### DIRECTIONS FOR THIS TASK
Copy each line below in which the word "type" occurs.

(Dataset rows for apps and sites)
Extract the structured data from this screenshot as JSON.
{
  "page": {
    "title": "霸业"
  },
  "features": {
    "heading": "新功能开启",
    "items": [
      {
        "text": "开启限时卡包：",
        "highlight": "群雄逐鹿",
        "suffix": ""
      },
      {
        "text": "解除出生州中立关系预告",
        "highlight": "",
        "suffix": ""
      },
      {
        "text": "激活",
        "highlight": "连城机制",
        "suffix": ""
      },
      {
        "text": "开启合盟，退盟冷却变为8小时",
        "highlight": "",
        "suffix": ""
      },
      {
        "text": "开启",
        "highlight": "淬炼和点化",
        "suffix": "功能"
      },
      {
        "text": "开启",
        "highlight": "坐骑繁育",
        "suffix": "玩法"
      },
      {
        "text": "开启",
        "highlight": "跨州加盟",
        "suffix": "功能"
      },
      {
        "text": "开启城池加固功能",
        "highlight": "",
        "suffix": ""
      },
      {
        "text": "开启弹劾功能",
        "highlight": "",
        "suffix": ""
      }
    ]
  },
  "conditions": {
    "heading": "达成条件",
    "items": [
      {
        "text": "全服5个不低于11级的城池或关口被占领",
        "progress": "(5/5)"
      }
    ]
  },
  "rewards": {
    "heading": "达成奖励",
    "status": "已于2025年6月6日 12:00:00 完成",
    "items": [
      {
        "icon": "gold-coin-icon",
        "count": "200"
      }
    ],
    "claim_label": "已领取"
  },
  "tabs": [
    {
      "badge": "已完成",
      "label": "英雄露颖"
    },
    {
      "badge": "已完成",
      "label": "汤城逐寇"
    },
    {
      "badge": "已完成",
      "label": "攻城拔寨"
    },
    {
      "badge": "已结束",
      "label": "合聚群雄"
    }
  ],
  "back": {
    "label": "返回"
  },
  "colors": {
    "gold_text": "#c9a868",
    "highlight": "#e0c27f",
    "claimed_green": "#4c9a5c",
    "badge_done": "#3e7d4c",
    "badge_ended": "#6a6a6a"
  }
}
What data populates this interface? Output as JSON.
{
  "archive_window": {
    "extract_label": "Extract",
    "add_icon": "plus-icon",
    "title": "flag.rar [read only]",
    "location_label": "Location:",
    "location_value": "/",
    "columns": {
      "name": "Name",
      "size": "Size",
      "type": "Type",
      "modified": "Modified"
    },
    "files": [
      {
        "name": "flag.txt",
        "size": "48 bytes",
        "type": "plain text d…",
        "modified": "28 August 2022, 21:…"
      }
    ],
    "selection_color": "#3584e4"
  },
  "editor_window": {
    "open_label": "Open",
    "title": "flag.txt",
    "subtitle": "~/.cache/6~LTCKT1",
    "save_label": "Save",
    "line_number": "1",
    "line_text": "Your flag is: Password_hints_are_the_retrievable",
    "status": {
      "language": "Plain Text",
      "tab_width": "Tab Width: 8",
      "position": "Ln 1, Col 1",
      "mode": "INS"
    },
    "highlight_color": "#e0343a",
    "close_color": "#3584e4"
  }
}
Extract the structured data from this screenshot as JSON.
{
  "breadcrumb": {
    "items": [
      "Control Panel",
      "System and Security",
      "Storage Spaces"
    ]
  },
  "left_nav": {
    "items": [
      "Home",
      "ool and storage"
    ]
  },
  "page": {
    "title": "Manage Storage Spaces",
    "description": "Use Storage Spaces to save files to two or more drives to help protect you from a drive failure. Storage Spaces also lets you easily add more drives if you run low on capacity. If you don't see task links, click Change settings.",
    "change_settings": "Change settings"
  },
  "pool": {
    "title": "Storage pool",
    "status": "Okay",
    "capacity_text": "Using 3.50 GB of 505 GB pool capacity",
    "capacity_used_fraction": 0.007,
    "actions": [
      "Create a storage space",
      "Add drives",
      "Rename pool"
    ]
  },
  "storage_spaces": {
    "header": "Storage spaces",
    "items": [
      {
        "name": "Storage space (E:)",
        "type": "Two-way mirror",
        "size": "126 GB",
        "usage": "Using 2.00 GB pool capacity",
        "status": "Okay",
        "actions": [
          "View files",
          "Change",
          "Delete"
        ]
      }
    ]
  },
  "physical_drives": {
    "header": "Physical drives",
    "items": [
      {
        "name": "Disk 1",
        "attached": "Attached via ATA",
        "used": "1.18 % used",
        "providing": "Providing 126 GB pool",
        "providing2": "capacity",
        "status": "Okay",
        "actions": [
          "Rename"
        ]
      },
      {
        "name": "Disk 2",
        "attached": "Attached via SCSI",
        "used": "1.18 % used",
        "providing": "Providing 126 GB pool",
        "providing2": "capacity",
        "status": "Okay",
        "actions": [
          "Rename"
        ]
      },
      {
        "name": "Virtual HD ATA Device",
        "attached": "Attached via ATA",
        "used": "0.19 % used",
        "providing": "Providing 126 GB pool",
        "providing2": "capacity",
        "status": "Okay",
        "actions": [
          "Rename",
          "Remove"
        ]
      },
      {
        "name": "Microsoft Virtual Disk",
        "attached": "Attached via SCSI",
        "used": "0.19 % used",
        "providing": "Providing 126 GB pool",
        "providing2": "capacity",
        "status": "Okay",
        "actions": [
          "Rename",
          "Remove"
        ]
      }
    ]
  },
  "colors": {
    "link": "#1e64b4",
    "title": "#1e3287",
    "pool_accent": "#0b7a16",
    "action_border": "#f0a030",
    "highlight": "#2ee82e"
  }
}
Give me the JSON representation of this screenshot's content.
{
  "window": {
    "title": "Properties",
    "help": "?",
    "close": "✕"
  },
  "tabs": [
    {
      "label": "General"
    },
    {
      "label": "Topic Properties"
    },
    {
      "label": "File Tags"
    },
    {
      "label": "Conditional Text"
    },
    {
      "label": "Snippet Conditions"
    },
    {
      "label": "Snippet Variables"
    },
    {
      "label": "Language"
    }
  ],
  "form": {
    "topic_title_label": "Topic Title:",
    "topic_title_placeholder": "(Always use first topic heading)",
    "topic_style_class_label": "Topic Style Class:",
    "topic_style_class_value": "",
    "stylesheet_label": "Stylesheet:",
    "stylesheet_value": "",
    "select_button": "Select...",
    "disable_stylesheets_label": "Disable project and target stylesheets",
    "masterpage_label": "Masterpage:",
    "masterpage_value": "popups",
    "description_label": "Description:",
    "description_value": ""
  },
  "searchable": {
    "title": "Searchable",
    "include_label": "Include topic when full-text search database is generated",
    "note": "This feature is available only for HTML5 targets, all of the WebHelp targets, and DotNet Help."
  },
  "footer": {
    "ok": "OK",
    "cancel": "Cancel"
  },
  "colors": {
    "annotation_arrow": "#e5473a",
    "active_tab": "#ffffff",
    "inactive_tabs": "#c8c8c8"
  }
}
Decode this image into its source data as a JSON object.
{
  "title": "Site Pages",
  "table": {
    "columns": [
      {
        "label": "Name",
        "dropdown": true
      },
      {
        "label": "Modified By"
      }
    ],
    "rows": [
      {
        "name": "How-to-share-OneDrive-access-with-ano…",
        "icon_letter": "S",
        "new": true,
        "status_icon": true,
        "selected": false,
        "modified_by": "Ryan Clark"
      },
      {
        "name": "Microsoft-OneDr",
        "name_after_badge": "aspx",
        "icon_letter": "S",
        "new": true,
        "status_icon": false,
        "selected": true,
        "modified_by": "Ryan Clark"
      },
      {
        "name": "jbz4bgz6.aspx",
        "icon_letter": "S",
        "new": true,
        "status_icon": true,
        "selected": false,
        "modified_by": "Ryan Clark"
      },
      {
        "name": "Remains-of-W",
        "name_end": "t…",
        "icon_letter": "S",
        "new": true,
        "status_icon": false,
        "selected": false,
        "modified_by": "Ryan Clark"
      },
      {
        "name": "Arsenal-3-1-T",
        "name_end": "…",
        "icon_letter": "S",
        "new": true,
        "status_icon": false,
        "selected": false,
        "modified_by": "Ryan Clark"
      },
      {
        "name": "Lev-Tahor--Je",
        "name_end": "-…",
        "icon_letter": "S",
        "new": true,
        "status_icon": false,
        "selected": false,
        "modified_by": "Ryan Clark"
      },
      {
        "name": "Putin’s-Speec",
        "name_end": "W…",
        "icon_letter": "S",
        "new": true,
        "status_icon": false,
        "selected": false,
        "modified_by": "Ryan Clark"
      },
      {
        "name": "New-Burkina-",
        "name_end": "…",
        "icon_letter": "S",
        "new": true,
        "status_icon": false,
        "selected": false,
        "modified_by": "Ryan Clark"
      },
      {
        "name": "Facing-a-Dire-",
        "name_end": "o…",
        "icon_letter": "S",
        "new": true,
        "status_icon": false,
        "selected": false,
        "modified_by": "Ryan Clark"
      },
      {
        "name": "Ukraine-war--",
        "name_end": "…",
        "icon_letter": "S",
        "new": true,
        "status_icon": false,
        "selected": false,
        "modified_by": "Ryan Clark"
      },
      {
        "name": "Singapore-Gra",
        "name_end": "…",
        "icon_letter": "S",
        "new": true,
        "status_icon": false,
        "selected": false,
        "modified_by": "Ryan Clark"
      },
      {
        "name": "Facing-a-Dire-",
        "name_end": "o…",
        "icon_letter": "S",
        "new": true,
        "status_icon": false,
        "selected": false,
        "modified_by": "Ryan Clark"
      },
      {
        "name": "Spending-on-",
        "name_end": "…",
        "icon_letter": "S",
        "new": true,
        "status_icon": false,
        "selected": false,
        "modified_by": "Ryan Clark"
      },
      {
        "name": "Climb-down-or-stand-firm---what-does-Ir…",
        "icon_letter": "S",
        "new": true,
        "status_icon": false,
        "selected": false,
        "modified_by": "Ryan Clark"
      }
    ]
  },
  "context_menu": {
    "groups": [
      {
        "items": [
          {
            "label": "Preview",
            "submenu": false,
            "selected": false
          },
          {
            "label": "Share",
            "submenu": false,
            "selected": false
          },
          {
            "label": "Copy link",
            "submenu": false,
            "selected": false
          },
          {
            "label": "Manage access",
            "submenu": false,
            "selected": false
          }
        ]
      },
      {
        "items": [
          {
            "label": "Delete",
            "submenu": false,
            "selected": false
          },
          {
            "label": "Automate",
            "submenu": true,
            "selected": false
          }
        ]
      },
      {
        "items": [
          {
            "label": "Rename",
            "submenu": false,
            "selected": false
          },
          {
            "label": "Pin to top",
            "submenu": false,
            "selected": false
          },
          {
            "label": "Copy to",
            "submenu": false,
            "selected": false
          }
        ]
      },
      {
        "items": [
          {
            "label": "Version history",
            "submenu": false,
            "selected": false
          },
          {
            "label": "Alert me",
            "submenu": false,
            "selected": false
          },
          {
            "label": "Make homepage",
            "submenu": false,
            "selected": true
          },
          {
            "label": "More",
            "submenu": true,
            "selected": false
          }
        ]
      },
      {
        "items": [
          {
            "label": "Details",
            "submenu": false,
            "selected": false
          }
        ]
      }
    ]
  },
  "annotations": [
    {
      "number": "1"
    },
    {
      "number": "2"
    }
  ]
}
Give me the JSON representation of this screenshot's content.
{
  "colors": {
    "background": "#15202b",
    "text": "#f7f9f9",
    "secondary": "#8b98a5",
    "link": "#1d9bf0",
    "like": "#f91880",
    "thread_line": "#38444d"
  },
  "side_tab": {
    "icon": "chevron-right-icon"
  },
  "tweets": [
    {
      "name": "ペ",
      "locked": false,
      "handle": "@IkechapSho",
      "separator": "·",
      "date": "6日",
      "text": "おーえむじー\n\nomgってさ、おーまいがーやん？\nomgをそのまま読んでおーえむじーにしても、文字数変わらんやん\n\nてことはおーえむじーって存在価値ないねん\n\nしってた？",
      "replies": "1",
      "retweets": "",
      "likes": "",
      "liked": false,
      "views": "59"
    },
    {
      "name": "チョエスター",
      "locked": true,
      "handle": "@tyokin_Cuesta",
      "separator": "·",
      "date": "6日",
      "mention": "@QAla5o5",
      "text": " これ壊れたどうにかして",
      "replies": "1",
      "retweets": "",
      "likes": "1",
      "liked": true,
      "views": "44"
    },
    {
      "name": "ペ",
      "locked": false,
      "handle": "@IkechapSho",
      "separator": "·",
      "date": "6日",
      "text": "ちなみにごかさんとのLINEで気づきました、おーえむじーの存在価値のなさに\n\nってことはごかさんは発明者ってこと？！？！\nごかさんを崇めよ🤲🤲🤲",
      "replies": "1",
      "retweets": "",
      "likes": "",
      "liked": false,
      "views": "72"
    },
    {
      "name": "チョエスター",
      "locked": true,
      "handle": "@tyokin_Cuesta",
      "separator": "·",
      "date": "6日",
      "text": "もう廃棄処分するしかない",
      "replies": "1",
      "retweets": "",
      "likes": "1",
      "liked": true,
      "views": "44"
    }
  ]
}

### SOLUTION BELOW
      "type": "Type",
        "type": "plain text d…",
        "type": "Two-way mirror",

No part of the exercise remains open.